I’m working my way through a response to Sarah’s incisive and provocative posts on Drone Sexuality. But, I realized that I need to get some preliminary arguments on the table before I get into the thick of my response. In particular, I want to focus on what Sarah identifies as the ambivalence at the center of drone/cyborg eroticism; this ambivalence is, as I have argued in this article, deeply racialized. In what follows I’ll first explain my reading of Sarah’s point and then follow that up with the relevant excerpt from the article.
In her second post in the Drone Sexuality series, Sarah argues:
I think something particular is going on when cyborgs are sexualized. Transgression is erotic in itself, often powerfully so, and we tend to construct the blurring of the line between human and non-human as strongly taboo. Like all sexual taboos, we feel ambivalent toward it, experiencing fear and revulsion at the same time as we’re fascinated and deeply attracted by the idea…So cyborgian transgressiveness is exactly why we find it so sexy. A sexualized cyborg is at once submissive and potentially dominant, alluring and threatening, subservient and powerful. (emphasis mine)

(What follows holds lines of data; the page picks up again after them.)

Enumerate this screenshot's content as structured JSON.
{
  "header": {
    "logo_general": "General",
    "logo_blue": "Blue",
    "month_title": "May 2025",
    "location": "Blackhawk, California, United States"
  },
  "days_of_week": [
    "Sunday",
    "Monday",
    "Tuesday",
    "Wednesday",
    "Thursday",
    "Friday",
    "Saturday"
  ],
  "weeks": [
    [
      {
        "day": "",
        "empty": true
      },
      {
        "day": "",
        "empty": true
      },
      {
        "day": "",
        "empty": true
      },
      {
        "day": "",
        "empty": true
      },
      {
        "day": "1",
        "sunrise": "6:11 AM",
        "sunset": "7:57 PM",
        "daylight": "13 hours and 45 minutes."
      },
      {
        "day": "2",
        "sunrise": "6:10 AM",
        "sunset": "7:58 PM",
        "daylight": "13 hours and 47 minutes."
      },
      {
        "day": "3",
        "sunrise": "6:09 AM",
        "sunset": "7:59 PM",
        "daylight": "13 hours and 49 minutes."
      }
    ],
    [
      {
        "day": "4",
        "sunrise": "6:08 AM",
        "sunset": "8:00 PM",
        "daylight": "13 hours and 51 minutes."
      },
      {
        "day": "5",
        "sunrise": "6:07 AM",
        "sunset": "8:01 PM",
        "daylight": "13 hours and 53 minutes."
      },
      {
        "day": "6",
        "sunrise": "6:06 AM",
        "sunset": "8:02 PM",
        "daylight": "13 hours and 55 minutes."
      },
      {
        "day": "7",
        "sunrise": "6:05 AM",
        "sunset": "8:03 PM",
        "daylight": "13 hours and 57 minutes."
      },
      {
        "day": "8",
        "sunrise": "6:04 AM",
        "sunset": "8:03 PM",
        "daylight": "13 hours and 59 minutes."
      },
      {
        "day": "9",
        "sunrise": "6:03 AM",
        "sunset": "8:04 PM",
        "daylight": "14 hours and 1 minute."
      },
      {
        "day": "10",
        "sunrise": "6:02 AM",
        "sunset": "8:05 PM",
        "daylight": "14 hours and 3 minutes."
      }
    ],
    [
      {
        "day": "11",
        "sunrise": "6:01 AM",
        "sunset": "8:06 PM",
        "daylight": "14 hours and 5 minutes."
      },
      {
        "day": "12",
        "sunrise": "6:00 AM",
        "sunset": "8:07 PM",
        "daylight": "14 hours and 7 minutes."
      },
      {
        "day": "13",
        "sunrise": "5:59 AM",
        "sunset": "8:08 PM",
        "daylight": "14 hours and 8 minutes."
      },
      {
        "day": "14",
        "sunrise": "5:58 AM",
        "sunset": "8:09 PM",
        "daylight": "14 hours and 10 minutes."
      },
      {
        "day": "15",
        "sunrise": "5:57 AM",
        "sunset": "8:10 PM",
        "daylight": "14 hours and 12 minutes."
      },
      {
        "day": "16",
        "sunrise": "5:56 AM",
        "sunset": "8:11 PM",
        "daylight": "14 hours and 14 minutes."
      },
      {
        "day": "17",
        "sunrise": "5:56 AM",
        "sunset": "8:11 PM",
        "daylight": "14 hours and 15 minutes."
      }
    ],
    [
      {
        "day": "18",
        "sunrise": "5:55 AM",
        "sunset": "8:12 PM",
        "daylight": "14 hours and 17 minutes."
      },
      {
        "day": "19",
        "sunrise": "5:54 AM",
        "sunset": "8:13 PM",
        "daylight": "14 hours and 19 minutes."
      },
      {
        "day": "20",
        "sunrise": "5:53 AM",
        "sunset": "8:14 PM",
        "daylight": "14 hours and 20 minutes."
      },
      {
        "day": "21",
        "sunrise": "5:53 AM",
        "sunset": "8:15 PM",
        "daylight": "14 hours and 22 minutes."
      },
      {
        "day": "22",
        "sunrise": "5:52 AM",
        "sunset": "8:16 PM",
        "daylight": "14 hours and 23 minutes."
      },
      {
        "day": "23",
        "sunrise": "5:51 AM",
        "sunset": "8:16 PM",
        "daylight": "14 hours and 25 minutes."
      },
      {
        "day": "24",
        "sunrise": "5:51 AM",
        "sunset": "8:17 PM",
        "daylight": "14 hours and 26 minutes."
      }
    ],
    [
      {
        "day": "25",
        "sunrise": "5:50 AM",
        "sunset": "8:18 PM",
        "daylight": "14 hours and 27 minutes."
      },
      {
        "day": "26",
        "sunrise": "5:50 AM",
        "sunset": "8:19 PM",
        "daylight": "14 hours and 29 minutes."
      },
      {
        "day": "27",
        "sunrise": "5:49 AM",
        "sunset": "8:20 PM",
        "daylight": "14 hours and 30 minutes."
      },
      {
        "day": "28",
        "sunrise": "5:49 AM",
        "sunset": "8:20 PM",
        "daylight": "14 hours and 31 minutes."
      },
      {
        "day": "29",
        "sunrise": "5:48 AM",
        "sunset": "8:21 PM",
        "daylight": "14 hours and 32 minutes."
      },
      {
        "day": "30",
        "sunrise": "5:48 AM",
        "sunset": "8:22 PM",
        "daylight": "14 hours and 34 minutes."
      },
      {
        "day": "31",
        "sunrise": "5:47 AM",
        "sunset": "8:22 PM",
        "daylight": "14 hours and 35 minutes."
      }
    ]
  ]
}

Sarah’s claim that cyborgs are sexualized, and that this sexualization manifests as an ambivalence, as a tension between submission and dominance, allure and threat, is, I think, absolutely correct. I’ll give some evidence to support her claim, and my assessment of her claim, in the long passage that follows below. I want to push Sarah’s claim further, and consider how this ambivalence is racialized in terms of a black/white binary. I should clarify that I’m talking about race primarily as a system of social organization and less as a matter of personal identity. “White” and “black” express an individual’s, group’s, or phenomenon’s position in white supremacist society: those whom white supremacy benefits are “white,” those whom it oppresses are “black.” The tl;dr of this passage is that we whiten the beneficial, alluring, submissive and subservient aspects of cyborg sexuality, and we blacken the dominant, threatening, and powerful aspects of cyborg sexuality. In other words, we parse our ambivalence about cyborg sexuality along a racialized virgin-whore dichotomy.